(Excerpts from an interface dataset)

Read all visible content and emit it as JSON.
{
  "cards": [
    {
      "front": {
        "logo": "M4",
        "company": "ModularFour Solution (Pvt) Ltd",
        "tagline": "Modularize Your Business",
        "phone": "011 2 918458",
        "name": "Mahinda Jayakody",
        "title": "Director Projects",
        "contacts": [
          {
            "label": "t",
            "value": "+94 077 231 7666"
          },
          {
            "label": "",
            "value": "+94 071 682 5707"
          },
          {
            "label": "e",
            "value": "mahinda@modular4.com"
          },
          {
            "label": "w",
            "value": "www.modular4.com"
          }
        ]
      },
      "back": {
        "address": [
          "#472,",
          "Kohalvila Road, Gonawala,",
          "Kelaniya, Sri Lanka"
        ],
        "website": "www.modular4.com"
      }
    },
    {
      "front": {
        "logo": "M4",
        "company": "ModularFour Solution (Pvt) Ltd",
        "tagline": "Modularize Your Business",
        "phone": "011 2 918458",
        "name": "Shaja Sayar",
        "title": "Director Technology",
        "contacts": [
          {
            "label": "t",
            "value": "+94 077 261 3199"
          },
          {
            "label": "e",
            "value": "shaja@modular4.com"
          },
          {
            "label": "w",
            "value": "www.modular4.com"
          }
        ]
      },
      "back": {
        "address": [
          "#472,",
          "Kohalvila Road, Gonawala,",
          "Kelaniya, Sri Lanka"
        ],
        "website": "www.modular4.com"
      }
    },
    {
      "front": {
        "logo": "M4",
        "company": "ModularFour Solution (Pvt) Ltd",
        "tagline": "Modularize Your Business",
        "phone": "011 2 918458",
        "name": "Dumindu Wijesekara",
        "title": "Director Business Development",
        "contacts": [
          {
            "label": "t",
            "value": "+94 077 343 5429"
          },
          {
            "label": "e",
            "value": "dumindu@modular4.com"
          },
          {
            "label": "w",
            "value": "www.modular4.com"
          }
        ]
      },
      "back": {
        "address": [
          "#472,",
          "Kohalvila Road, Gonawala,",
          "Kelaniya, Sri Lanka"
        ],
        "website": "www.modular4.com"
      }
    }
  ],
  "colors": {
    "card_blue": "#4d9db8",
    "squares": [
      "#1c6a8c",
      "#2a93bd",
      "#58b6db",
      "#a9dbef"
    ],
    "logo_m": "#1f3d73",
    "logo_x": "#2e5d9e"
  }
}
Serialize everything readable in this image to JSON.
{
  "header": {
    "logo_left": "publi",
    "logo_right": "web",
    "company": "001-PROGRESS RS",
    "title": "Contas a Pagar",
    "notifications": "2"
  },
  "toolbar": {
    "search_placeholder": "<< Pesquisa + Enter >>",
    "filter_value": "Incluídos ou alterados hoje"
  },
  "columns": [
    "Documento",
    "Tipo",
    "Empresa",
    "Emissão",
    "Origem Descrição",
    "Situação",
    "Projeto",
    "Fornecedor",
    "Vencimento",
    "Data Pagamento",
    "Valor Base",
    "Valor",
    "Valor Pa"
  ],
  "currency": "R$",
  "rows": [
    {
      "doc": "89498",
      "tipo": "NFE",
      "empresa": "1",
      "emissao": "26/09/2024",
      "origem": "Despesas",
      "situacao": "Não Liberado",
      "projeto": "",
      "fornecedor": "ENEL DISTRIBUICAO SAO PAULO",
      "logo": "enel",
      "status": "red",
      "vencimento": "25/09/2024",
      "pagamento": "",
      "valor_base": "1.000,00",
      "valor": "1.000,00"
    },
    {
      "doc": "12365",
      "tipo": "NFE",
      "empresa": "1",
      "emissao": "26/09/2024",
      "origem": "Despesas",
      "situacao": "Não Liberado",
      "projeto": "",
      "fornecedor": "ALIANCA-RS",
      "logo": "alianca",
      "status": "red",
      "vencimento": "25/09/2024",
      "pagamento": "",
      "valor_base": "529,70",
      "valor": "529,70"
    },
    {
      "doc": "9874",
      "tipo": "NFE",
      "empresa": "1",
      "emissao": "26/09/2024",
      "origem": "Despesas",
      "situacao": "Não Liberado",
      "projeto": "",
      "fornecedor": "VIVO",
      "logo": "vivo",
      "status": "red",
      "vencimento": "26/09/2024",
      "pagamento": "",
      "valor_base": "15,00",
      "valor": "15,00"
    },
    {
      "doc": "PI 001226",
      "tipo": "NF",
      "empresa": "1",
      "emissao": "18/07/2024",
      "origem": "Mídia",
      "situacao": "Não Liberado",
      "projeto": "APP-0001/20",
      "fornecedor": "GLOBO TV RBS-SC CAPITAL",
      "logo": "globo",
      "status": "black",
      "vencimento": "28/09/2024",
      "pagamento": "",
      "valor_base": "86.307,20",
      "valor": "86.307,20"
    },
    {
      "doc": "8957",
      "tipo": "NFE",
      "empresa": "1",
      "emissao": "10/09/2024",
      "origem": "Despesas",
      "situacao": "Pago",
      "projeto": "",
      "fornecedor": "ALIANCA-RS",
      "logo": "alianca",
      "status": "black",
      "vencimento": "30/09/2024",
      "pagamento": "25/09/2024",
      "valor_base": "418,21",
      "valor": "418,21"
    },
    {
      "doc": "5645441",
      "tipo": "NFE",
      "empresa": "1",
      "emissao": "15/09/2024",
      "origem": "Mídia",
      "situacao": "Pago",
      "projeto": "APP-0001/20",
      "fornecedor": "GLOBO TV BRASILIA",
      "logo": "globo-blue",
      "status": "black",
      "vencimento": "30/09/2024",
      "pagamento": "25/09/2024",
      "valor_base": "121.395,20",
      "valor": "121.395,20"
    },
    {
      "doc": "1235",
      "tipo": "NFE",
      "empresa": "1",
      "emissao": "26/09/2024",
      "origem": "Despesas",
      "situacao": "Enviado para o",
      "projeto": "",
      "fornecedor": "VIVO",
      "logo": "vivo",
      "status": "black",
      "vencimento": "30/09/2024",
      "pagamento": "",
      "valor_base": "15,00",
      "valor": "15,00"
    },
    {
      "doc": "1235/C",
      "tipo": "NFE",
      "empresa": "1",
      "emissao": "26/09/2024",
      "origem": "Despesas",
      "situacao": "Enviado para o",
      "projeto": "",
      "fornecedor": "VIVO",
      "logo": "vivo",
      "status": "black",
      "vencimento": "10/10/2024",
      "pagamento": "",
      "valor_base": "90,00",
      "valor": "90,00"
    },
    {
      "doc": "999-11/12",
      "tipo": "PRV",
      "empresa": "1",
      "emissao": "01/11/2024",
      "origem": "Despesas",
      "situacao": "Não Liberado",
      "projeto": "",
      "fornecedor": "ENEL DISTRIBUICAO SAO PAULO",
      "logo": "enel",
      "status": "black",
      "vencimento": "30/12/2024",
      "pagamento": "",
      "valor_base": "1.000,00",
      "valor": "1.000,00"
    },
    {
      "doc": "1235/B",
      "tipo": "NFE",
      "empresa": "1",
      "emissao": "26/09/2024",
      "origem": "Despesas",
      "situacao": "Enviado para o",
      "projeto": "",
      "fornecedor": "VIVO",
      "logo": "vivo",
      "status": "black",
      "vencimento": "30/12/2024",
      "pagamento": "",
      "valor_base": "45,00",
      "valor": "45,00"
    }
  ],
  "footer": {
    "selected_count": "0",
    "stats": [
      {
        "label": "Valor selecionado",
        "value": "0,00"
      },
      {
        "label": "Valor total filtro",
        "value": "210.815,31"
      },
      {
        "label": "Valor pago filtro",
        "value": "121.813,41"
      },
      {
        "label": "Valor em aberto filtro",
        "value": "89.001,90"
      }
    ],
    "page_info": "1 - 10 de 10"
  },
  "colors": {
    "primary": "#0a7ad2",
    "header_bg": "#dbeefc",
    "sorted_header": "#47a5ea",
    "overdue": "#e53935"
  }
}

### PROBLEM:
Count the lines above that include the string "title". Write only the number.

### RESULT OF THE TASK:
4